### Data for processing

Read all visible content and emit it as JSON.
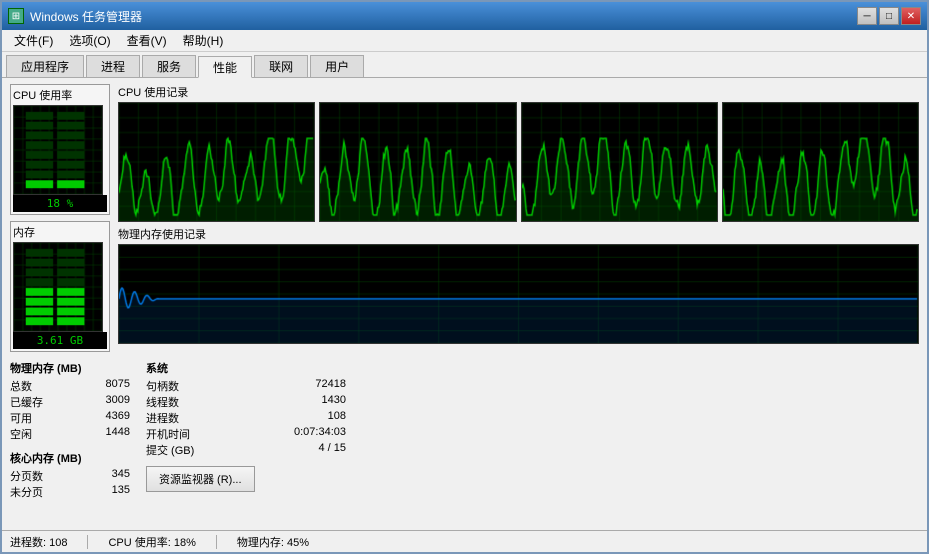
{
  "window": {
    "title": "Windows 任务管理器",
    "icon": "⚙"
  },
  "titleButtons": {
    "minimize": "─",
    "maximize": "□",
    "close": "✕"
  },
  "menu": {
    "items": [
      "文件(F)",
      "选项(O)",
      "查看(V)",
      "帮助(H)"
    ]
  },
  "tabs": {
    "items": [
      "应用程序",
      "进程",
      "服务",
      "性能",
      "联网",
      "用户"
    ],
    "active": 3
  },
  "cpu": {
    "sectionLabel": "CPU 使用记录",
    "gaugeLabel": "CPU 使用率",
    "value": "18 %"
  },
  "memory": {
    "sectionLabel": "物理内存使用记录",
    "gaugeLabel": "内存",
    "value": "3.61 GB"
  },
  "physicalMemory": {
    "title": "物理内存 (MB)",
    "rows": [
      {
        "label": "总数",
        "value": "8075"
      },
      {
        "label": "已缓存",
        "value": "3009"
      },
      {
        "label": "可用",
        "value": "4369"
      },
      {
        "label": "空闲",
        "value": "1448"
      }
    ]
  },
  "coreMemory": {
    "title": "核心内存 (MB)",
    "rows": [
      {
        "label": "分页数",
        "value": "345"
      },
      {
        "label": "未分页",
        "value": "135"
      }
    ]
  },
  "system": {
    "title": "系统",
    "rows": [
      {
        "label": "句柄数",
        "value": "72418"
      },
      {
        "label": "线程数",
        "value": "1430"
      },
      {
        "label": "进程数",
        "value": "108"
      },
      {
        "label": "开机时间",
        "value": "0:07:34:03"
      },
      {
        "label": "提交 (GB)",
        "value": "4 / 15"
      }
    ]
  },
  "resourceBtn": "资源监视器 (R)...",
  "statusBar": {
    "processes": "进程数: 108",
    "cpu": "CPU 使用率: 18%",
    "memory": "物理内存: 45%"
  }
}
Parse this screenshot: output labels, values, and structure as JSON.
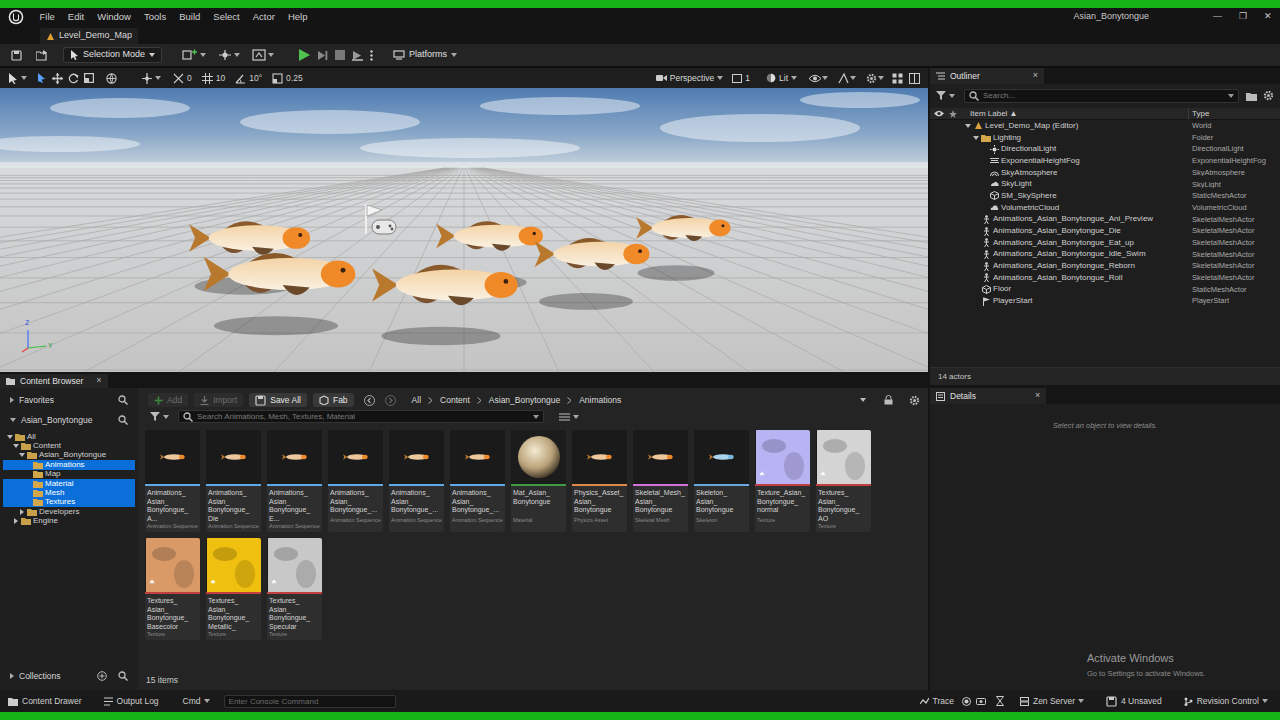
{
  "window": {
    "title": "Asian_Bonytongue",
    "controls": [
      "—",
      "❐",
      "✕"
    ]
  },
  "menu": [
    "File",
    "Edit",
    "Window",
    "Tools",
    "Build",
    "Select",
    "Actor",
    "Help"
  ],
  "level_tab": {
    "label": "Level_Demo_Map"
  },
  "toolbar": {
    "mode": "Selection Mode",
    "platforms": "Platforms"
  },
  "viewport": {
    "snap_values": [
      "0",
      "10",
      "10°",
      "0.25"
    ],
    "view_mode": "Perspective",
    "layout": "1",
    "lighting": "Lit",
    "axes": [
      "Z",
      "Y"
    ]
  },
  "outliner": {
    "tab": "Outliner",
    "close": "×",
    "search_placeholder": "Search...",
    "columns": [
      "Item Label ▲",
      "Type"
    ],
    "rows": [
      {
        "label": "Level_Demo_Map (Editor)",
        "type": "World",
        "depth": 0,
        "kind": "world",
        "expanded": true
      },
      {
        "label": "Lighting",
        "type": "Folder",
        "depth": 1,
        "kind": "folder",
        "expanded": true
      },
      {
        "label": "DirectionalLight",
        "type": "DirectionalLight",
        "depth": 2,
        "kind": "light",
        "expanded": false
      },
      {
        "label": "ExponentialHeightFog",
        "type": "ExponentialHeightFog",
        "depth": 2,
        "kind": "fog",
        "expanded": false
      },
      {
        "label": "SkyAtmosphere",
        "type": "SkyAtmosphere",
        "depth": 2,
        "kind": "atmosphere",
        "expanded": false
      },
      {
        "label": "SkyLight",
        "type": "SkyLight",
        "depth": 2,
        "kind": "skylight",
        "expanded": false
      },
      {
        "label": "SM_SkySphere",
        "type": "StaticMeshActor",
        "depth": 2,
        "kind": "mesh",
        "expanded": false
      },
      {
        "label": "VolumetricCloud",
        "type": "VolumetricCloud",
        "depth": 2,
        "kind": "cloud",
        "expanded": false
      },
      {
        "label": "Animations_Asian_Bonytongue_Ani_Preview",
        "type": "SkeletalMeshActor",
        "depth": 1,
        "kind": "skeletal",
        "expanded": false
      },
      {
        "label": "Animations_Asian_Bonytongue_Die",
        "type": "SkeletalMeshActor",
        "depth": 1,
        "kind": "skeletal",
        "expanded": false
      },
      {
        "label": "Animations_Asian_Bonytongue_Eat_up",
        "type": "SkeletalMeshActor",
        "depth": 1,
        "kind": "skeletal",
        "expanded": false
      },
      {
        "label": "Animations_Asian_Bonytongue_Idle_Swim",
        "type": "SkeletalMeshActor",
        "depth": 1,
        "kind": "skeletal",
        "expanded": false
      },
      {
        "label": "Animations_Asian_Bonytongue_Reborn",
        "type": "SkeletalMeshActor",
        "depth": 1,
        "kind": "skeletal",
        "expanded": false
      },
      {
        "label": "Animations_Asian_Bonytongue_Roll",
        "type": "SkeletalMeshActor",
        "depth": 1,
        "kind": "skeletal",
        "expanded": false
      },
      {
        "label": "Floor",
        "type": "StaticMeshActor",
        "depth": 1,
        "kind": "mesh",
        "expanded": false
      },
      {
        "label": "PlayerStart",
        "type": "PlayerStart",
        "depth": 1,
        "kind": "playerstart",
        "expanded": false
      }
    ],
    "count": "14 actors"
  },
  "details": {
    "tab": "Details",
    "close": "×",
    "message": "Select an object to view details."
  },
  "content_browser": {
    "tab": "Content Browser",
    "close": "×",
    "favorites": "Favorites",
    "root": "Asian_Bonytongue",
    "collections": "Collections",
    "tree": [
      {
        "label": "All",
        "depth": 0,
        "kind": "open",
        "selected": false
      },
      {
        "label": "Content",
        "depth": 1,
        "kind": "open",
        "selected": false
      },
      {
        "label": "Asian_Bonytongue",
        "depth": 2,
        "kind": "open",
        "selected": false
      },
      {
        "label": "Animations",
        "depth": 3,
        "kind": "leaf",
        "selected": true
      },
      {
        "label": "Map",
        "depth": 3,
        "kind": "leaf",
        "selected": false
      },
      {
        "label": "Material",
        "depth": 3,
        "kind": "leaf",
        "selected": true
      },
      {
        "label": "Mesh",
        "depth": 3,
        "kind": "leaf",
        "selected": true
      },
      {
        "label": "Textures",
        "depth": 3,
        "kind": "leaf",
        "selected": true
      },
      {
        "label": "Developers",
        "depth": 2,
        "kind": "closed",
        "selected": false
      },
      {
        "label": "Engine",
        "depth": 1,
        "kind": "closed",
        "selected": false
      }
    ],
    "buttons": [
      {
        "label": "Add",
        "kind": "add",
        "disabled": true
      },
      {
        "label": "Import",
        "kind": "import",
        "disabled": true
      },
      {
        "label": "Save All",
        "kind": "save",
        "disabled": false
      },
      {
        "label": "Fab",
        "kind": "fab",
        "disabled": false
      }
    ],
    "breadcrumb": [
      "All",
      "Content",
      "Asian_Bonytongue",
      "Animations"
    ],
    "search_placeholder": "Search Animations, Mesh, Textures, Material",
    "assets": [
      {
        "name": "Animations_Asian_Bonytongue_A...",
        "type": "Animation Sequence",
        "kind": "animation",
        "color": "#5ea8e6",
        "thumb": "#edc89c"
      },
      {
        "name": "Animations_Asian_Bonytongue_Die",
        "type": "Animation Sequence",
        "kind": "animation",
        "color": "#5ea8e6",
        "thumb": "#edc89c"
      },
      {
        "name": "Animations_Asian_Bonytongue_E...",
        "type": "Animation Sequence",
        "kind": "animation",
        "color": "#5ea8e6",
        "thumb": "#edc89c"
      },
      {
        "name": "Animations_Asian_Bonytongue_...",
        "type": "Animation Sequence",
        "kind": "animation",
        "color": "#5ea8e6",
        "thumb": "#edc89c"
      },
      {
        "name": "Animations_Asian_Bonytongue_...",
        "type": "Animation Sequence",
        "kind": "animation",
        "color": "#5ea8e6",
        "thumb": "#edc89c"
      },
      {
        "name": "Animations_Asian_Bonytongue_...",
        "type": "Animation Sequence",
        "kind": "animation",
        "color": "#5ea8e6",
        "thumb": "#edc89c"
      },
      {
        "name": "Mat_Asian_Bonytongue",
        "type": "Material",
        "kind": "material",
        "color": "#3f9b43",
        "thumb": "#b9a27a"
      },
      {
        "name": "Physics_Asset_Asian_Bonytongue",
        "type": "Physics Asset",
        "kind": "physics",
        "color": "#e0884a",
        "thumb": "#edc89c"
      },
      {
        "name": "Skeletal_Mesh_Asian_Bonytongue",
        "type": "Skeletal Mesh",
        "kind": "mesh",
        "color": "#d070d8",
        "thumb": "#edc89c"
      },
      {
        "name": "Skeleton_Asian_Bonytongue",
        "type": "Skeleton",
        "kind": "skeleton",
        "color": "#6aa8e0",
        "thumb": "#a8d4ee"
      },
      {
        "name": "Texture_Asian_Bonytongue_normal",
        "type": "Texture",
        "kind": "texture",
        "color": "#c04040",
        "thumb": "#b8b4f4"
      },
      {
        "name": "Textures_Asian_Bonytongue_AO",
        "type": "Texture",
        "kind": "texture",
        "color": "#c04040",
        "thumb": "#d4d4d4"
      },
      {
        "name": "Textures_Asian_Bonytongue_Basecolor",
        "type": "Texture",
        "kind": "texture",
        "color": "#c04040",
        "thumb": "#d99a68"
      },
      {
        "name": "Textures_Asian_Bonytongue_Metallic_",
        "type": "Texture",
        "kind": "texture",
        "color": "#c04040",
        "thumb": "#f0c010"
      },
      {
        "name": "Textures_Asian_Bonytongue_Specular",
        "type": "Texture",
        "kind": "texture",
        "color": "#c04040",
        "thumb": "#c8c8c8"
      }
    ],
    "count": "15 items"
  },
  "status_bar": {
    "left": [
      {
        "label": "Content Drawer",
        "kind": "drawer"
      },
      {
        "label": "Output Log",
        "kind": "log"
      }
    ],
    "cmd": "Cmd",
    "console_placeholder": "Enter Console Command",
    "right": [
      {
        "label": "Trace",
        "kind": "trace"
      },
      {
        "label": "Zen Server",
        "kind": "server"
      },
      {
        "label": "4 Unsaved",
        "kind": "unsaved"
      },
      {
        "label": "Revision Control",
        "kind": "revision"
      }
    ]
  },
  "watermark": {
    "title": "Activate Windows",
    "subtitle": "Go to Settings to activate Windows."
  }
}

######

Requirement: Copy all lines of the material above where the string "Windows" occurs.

Output for this exercise:
    "title": "Windows 任务管理器",
    "title": "Activate Windows",
    "subtitle": "Go to Settings to activate Windows."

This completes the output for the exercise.